A showing of laches alone is insufficient to bar a patentee's request for prospective injunctive relief or damages arising after the filing of the suit. The defendant must also prove estoppel by demonstrating representations or conduct by the patentee which justify a belief by the alleged infringer that the patent will not be enforced against him. The defendant must show that he actually relied on the misleading conduct to his detriment. Kierulff v. Metropolitan Stevedore Co., 315 F.2d 839 (9th Cir. 1963); TWM Mfg. Co. v. Dura Corp., 592 F.2d 346 (6th Cir. 1979); Advanced Hydraulics, Inc. v. Otis Elevator Co., 525 F.2d 477 (7th Cir. 1975), cert. denied, 423 U.S. 869, 96 S.Ct. 132, 46 L.Ed.2d 99 (1975); Continental Coatings Corp. v. Metco, Inc., 464 F.2d 1375 (7th Cir. 1972).
The record contains some evidence of misleading conduct on the part of Jensen which may have led the appellees to conclude that Jensen did not intend to enforce his patent. Although Jensen charged various parties with infringement and threatened legal action on more than one occasion, he never took any action against appellees. If a patentee threatens an alleged infringer with prompt enforcement of the patent and then does nothing, that action may be sufficiently misleading to induce the alleged infringer to believe that the objection has been abandoned. Advanced Hydraulics, Inc. v. Otis Elevator Co., supra; Dymo Industries, Inc. v. Monarch Marking Systems, 474 F.Supp. 412 (N.D.Texas 1979); Continental Coatings Corporation v. Metco, Inc., supra. The district court did not, however, consider this question or enter any finding concerning whether Jensen's conduct justified the appellees' reliance on the belief that Jensen did not intend to enforce his patent against them.

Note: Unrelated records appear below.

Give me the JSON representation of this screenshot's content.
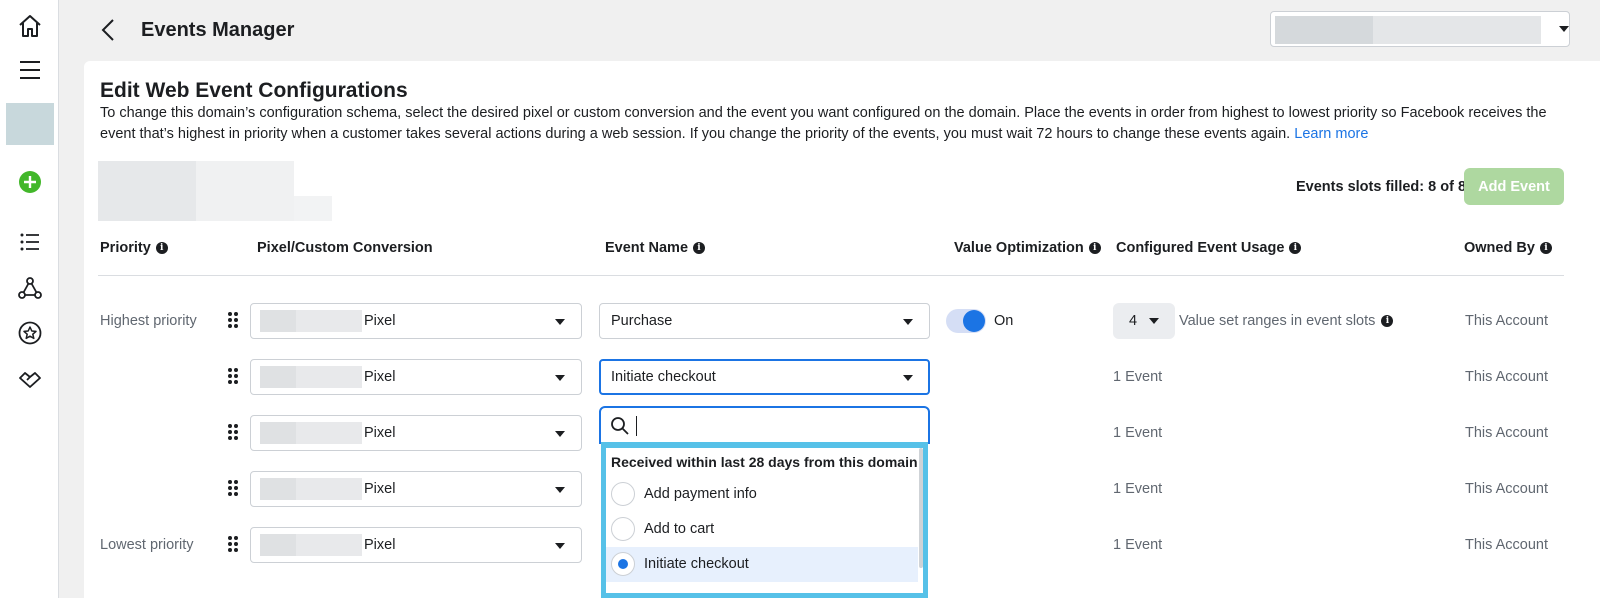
{
  "header": {
    "title": "Events Manager"
  },
  "nav": {
    "items": [
      "home-icon",
      "menu-icon",
      "add-icon",
      "list-icon",
      "graph-icon",
      "star-icon",
      "partner-icon"
    ]
  },
  "card": {
    "title": "Edit Web Event Configurations",
    "description": "To change this domain’s configuration schema, select the desired pixel or custom conversion and the event you want configured on the domain. Place the events in order from highest to lowest priority so Facebook receives the event that’s highest in priority when a customer takes several actions during a web session. If you change the priority of the events, you must wait 72 hours to change these events again.",
    "learn_more": "Learn more",
    "slots_text": "Events slots filled: 8 of 8",
    "add_event_label": "Add Event"
  },
  "columns": {
    "priority": "Priority",
    "pixel": "Pixel/Custom Conversion",
    "event_name": "Event Name",
    "value_opt": "Value Optimization",
    "usage": "Configured Event Usage",
    "owned_by": "Owned By"
  },
  "rows": [
    {
      "priority_label": "Highest priority",
      "pixel": "Pixel",
      "event": "Purchase",
      "value_opt": "On",
      "usage_num": "4",
      "usage_text": "Value set ranges in event slots",
      "owned": "This Account"
    },
    {
      "priority_label": "",
      "pixel": "Pixel",
      "event": "Initiate checkout",
      "usage_text": "1 Event",
      "owned": "This Account"
    },
    {
      "priority_label": "",
      "pixel": "Pixel",
      "usage_text": "1 Event",
      "owned": "This Account"
    },
    {
      "priority_label": "",
      "pixel": "Pixel",
      "usage_text": "1 Event",
      "owned": "This Account"
    },
    {
      "priority_label": "Lowest priority",
      "pixel": "Pixel",
      "usage_text": "1 Event",
      "owned": "This Account"
    }
  ],
  "dropdown": {
    "search_value": "",
    "heading": "Received within last 28 days from this domain",
    "options": [
      {
        "label": "Add payment info",
        "selected": false
      },
      {
        "label": "Add to cart",
        "selected": false
      },
      {
        "label": "Initiate checkout",
        "selected": true
      }
    ]
  },
  "colors": {
    "accent": "#1b74e4",
    "add_event_disabled": "#aed8a0",
    "popover_highlight": "#56c1e8",
    "nav_add": "#42b72a"
  }
}
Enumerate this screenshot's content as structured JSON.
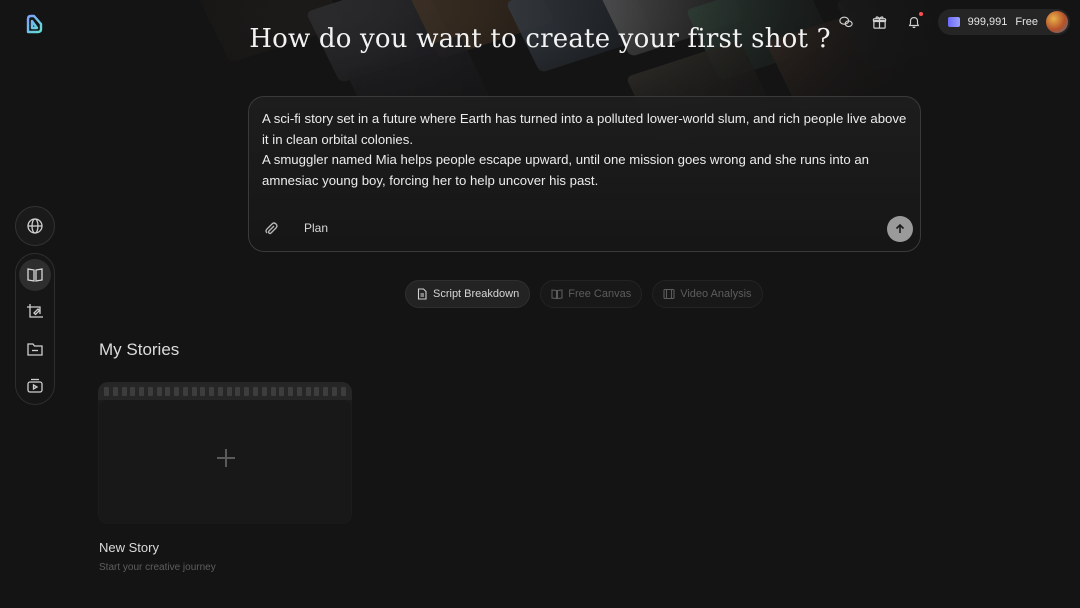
{
  "app": {
    "logo_icon": "app-logo-icon",
    "accent": "#6d8bff"
  },
  "header": {
    "title": "How do you want to create your first shot ?",
    "credits": "999,991",
    "plan": "Free",
    "icons": [
      "wechat-icon",
      "gift-icon",
      "bell-icon"
    ]
  },
  "rail": {
    "top_icon": "globe-icon",
    "items": [
      {
        "icon": "book-icon",
        "active": true
      },
      {
        "icon": "crop-edit-icon",
        "active": false
      },
      {
        "icon": "folder-icon",
        "active": false
      },
      {
        "icon": "tv-play-icon",
        "active": false
      }
    ]
  },
  "prompt": {
    "line1": "A sci-fi story set in a future where Earth has turned into a polluted lower-world slum, and rich people live above it in clean orbital colonies.",
    "line2": "A smuggler named Mia helps people escape upward, until one mission goes wrong and she runs into an amnesiac young boy, forcing her to help uncover his past.",
    "plan_label": "Plan"
  },
  "modes": [
    {
      "label": "Script Breakdown",
      "icon": "document-icon",
      "active": true
    },
    {
      "label": "Free Canvas",
      "icon": "open-book-icon",
      "active": false
    },
    {
      "label": "Video Analysis",
      "icon": "film-icon",
      "active": false
    }
  ],
  "stories": {
    "title": "My Stories",
    "new_name": "New Story",
    "new_sub": "Start your creative journey"
  }
}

We affirm the district court's finding of laches and dismissal of the claims incurred prior to the filing of the complaint. We remand the matter for a consideration of whether estoppel bars Jensen's claim for prospective relief.
Affirmed in part; remanded in part.